* _Work task_
Take every line from the listing below that includes "screenshot" and copy it.

* _Material supplied_

——

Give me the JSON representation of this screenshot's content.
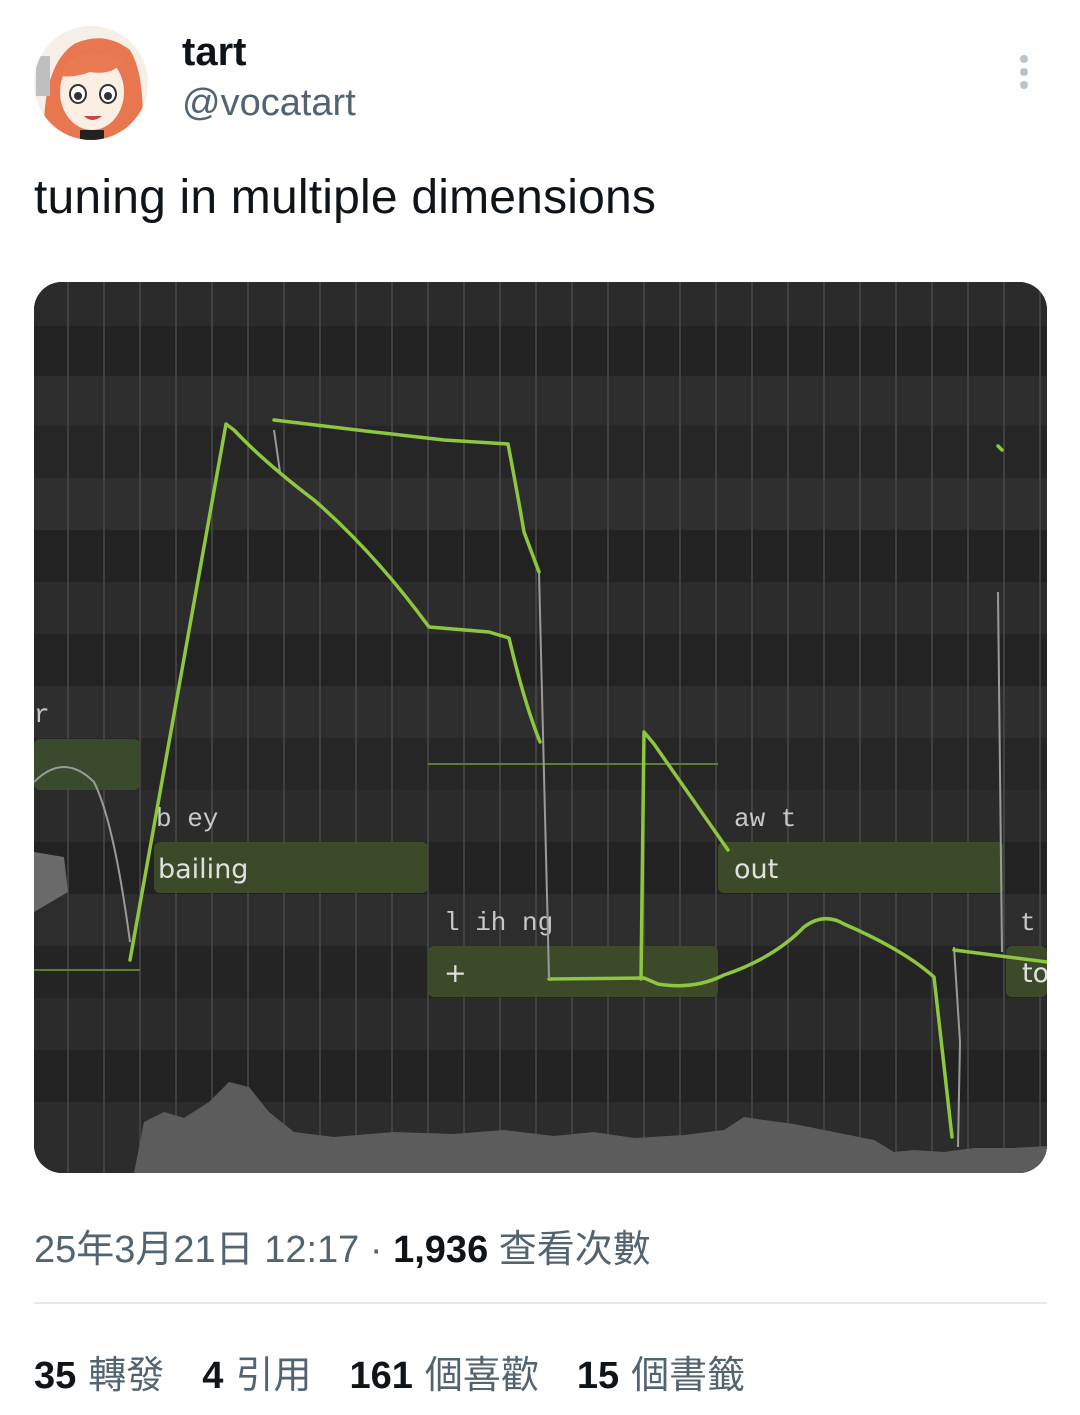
{
  "author": {
    "display_name": "tart",
    "handle": "@vocatart",
    "avatar_icon": "anime-avatar-icon"
  },
  "more_icon": "more-vertical-icon",
  "tweet": {
    "text": "tuning in multiple dimensions"
  },
  "media": {
    "description_icon": "pitch-editor-screenshot",
    "phonemes": [
      "r",
      "b ey",
      "aw t",
      "l ih ng",
      "t u"
    ],
    "lyrics": [
      "bailing",
      "out",
      "+",
      "to"
    ],
    "colors": {
      "background": "#262626",
      "note": "#3d4a2a",
      "pitch_curve": "#8dc63f",
      "grid": "#4a4a4a"
    }
  },
  "meta": {
    "date_time": "25年3月21日 12:17",
    "separator": "·",
    "views": "1,936",
    "views_label": "查看次數"
  },
  "stats": [
    {
      "count": "35",
      "label": "轉發"
    },
    {
      "count": "4",
      "label": "引用"
    },
    {
      "count": "161",
      "label": "個喜歡"
    },
    {
      "count": "15",
      "label": "個書籤"
    }
  ]
}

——

* _Solution to this task_
Give me the JSON representation of this screenshot's content.
    "description_icon": "pitch-editor-screenshot",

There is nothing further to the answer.